The strongest dishes at Cómodo are what you’d eat at home on a good night: a lovely bit of braised pork with garlicky greens, mushrooms, and mashed potatoes ($24), plated simply. A big heap of pasta dressed in a gorgeously creamy Bolognese ($24), dotted with soft poblano peppers. For dessert, there’s smoked ice cream ($11) on a thick, crumbly cookie that is sweetly reminiscent of the roasted marshmallows you must blow out before you eat. Although the bitter Parmesan crisp that accompanies this seems out of place, the food at Cómodo mostly comforts.

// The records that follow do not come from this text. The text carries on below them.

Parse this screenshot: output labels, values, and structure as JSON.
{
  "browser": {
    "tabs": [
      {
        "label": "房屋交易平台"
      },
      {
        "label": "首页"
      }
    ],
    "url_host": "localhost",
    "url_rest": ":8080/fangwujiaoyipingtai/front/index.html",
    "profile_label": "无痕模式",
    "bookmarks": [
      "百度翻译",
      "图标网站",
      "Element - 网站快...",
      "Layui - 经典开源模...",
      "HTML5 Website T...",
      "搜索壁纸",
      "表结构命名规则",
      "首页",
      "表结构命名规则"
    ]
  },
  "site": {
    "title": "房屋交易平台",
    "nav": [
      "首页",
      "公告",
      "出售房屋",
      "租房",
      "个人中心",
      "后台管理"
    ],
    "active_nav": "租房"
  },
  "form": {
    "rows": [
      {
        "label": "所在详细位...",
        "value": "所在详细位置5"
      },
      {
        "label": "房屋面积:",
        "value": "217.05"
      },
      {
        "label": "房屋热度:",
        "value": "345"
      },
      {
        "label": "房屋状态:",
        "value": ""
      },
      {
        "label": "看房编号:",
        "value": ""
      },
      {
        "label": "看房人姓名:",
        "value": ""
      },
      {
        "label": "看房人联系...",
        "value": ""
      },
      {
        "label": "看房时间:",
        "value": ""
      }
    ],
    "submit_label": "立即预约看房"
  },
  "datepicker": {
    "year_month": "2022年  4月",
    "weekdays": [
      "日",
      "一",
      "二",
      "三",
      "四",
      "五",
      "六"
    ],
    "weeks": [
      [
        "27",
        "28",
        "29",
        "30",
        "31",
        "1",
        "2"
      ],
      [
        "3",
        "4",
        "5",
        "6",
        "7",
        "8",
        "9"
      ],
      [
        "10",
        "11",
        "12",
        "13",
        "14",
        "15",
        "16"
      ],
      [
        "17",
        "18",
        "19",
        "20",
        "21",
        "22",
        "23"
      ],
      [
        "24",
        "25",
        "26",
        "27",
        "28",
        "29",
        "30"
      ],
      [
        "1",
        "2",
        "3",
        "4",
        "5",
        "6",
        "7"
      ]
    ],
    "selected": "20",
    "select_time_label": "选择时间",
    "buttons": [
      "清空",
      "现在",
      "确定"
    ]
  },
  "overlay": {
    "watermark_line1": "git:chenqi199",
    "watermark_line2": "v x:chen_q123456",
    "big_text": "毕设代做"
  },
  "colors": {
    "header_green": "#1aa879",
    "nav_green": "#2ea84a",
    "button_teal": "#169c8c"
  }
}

At 6:30 in the evening, waitstaff in the small, square dining room are lighting candles. It is quiet enough to hear a server snapping the leaves off flowers and putting them in water. But an hour later, and the dining room is full of guests speaking English, Spanish, Portuguese. Women with loose side braids and architectural jewelry greet one another with tight hugs and kisses. Men sit by the open window, watching women pass on MacDougal Street. The middle tables are often pushed together to accommodate a large, happy, noisy group that will get up to walk around or swap seats, just like a dinner party at home. Rofe chats with guests and opens bottles of wine, and Donnelly can be seen in the kitchen with a bandanna across his forehead, hustling.
Cómodo charms, but it stumbles, too. Dishes tend to repeat ingredients, like a young painter who has discovered a new color, still working through his fresh, almost pathological love. Donnelly seems particularly drawn to smoky ingredients like smoked chiles, but especially to smoked mozzarella, which appears cubed on a bed of quinoa and vegetables ($17), lacing a too-thick spring roll, thinly filled with hibiscus ($11), and accompanying a duck breast ($28). These repetitions of inessential, nonseasonal ingredients can lend dinner at Cómodo a rough, work-in-progress feel, but with heavy, Soho prices.
Techniques, such as frying, could also use a touch of finesse. Hot churros ($11) came with a delicious chocolate milk for dipping, but they were still raw inside, oozing unpleasantly with batter. On one evening, my party left them untouched on the plate. Our server, who had seemed to genuinely care, didn’t bother to ask why as she cleared the churros away.
If we’re lucky, Cómodo will figure out how to keep things personal but expand its repertoire. To refine technique and polish service. Of course, these things can take time. Meanwhile, a meal gives us a glimpse at New York’s post-supper-club culture, the aftermath of a trend that blew up a few years ago. Look around and it’s clear that something special can happen when amateurs follow their hearts into the world of professional restaurants—and it’s not just the dancing.